The five-day event, held on a property 15km east of Tumbarumba in rural NSW, was split into six subcamps, with two chaplains and a subcamp leader allocated to each section. Pathfinders participated in a wide range of outdoor activities based on the camporee theme “Treasured”—focused on Mary Magdalene, and how she found her worth in Jesus.
Clubs gathered during the evenings to hear Sydney-based speaker Pastor Raul Moran. The nightly worships also included a highlight video from each day, special items from the Pathfinders and drama presentations.
Severe weather warnings were issued throughout the week, with storms predicted on several days. However, none of the predicted storms reached the campsite. Pastor Johnson explained, “We witnessed one weather-related miracle after another each day which was inspiring, and we thank God for that.”
AUC resource development and children’s ministry director Pastor Tony Knight and resource development coordinator Amanda Bews launched the newest edition of The Hunter Chronicles book series during the morning worship program on Sabbath.
Pastor Knight said, “It was a real treat for Amanda and I to launch the newest Hunter Chronicles book, Hunter and the High Country Heist, at the Treasured camporee. Even more exciting is that almost 1000 people went home with copies of the new book.
“From the huge number of kids and leaders that stopped by to chat with us, it’s obvious that there is a huge need for more home-grown spiritual adventure stories for Aussie kids.”
Ms Bews said she appreciated receiving the children’s feedback about the books. “Lots of Pathfinders visited our display over the weekend, sharing with us which stories they liked best. It was fantastic to have the opportunity to talk with them about the series and hear the impact the books are making in their lives.”
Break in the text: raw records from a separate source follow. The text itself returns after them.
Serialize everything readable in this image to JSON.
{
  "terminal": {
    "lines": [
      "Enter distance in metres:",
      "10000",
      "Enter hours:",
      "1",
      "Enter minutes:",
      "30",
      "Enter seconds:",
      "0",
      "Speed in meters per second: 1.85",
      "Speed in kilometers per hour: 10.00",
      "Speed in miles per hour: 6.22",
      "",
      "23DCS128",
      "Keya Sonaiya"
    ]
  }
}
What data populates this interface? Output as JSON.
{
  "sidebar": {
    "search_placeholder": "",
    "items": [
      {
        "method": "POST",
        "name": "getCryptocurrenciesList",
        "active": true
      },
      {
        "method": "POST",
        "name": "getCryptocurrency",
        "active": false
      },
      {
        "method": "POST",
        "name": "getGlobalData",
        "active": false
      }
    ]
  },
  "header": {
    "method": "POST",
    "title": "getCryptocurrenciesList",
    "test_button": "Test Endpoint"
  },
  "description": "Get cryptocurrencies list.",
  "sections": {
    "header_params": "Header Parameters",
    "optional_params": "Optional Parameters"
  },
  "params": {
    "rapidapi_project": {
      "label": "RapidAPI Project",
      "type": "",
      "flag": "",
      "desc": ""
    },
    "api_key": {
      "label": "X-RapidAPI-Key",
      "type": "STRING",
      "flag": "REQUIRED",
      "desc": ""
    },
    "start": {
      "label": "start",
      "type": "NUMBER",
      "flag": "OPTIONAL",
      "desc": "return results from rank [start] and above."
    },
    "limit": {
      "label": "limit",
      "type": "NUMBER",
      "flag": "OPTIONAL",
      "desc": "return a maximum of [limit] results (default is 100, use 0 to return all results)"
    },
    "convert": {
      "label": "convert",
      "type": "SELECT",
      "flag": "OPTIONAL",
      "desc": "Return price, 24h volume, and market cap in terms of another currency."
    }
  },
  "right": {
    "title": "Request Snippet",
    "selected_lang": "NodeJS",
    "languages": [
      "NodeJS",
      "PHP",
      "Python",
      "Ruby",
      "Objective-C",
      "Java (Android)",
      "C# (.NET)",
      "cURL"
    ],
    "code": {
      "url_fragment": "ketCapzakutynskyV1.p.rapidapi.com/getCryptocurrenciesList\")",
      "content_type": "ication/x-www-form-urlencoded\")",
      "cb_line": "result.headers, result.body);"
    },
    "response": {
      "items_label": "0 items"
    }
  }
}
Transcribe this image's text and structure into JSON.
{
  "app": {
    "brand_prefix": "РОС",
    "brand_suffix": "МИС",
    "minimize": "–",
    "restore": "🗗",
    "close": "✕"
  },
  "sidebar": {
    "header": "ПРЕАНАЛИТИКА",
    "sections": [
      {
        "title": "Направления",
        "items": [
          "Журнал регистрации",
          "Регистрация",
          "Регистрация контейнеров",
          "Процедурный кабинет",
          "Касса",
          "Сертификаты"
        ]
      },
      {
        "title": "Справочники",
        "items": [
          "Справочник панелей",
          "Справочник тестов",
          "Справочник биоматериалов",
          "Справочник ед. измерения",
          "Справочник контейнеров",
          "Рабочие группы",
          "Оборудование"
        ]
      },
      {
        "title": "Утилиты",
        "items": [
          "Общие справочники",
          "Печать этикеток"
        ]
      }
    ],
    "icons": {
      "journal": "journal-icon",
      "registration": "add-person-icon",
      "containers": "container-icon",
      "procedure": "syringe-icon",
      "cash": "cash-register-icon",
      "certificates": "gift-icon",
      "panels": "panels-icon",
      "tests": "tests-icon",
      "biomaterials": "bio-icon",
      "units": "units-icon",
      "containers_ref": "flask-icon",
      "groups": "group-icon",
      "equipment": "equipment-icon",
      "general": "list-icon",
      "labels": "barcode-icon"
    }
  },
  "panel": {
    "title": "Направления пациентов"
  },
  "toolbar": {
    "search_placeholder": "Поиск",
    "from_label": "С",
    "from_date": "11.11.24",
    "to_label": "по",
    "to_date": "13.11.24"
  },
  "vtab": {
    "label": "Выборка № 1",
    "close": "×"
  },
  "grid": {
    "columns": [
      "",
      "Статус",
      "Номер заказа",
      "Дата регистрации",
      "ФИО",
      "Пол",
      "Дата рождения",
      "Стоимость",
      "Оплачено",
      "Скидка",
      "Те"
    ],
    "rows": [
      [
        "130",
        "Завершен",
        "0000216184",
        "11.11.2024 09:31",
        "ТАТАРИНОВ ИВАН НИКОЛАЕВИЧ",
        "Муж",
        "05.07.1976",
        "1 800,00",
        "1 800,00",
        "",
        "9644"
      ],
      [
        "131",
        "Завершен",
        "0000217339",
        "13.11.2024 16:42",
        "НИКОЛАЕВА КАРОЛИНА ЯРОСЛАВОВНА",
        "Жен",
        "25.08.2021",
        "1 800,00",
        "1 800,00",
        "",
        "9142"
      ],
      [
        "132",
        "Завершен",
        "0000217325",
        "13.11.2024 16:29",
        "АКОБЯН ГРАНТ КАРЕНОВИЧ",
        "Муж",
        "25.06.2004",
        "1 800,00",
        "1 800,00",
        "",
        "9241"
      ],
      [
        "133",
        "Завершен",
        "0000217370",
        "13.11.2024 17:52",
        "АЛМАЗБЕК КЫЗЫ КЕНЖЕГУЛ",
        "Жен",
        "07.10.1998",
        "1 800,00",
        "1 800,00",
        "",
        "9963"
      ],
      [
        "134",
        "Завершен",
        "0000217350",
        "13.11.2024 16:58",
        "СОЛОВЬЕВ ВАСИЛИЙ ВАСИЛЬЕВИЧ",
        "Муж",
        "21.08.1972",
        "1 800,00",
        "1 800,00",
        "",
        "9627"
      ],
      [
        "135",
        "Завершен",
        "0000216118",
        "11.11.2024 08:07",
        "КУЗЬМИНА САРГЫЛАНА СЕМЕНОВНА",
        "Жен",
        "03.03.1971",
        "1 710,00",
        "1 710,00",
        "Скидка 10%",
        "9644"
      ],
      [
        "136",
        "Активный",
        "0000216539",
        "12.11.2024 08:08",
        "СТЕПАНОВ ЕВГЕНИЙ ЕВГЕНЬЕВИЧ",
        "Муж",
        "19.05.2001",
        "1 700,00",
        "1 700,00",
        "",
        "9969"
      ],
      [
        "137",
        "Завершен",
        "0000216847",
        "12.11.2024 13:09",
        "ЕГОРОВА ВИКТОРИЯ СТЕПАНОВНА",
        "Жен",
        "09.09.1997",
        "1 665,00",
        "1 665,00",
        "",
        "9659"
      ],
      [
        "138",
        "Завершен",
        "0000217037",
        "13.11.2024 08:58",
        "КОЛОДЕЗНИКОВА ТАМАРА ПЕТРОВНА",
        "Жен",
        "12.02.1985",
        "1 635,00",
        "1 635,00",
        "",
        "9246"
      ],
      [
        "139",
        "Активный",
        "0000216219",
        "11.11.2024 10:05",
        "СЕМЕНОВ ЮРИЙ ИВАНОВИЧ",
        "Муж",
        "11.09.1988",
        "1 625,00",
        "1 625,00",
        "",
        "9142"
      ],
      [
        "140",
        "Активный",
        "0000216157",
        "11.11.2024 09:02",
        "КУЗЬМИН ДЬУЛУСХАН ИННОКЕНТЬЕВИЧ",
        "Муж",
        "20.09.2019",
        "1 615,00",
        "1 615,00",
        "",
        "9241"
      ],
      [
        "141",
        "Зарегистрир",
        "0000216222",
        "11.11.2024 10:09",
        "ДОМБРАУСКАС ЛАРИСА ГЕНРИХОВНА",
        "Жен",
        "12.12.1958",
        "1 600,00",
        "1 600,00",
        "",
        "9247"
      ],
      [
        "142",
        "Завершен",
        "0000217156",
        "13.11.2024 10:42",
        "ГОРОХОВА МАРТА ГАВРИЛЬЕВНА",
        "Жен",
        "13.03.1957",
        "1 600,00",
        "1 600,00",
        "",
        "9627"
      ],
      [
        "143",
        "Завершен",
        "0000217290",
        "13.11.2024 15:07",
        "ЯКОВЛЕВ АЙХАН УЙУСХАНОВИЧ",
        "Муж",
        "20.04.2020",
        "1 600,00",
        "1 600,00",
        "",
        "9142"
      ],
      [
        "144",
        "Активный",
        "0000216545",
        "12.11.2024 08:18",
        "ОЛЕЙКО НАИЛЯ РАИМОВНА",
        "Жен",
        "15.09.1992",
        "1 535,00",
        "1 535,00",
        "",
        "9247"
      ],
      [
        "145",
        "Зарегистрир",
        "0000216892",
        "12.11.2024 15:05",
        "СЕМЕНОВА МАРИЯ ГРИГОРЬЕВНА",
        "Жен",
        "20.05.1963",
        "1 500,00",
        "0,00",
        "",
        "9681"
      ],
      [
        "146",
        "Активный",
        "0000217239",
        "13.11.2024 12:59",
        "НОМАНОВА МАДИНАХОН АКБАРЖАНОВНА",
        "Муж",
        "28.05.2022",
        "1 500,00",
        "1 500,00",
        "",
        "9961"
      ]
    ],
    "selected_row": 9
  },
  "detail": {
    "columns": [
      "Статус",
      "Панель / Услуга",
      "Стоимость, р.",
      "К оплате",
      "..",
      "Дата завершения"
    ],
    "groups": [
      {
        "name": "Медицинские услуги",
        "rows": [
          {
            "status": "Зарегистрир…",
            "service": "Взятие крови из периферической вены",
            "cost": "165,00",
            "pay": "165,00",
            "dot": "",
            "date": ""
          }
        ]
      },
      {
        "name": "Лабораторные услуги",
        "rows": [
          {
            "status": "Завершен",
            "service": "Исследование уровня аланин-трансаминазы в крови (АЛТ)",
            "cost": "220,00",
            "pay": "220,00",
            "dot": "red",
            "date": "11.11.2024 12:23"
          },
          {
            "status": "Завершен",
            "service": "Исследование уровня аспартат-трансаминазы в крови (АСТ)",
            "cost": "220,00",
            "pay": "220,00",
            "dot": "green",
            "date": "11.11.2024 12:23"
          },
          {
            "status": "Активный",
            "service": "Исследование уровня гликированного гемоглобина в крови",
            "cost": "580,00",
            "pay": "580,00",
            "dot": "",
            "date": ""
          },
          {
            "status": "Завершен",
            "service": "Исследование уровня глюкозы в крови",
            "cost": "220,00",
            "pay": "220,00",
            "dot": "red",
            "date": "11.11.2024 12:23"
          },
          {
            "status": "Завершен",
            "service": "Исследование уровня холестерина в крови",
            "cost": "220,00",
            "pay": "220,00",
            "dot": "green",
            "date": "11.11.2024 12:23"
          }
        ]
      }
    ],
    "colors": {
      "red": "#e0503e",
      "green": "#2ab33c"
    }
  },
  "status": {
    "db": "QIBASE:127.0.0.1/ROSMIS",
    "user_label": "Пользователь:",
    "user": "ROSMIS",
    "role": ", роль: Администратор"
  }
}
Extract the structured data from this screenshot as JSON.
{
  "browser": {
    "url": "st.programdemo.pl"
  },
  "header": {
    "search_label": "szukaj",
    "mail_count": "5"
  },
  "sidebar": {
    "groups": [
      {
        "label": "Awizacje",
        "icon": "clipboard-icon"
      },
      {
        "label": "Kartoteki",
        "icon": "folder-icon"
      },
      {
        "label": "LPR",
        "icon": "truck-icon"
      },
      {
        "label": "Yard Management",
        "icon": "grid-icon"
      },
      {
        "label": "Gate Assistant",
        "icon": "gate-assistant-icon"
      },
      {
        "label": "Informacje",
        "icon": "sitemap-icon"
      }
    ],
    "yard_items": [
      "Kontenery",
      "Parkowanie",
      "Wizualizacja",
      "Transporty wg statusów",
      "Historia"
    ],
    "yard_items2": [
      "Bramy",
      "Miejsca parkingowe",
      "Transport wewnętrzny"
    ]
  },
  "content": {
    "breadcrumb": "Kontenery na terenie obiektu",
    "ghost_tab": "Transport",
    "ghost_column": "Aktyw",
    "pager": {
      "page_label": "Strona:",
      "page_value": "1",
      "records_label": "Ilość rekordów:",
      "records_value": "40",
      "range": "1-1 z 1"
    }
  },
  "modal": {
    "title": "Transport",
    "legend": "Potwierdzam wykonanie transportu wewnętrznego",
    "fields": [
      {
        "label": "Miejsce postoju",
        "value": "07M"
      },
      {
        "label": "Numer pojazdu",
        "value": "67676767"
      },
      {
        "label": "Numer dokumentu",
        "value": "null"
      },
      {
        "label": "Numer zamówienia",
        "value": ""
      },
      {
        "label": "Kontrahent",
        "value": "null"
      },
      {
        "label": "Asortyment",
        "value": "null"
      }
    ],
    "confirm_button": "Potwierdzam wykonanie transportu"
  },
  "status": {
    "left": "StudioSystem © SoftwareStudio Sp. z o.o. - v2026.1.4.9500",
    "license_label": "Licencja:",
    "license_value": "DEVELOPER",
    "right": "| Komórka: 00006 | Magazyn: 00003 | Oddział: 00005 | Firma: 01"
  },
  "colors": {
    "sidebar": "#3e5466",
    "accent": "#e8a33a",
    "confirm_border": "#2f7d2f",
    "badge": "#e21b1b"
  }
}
On Sabbath, clubs participated in a combined activity followed by the baptism of five Pathfinders who chose to dedicate their lives to God. “[We thank] the Holy Spirit for inspiring more than 700 decisions for baptism, making this the best evangelism campaign in Australia!” Pastor Johnson said.
“Pathfinder camporees are significant memory events that impact the lives of the Pathfinders,” Pastor Parker said. “They become anchor points in their Christian development. Many Pathfinders make lifelong decisions to follow Jesus at camporees. Many hundreds of our Pathfinders chose to have Bible studies and be baptised in the future.
“Pathfinders is the best mentoring program that we offer as a Church. The intergenerational connections that are created impact the life of the Pathfinder. This informal mentoring cannot be underestimated; it is truly life-changing.”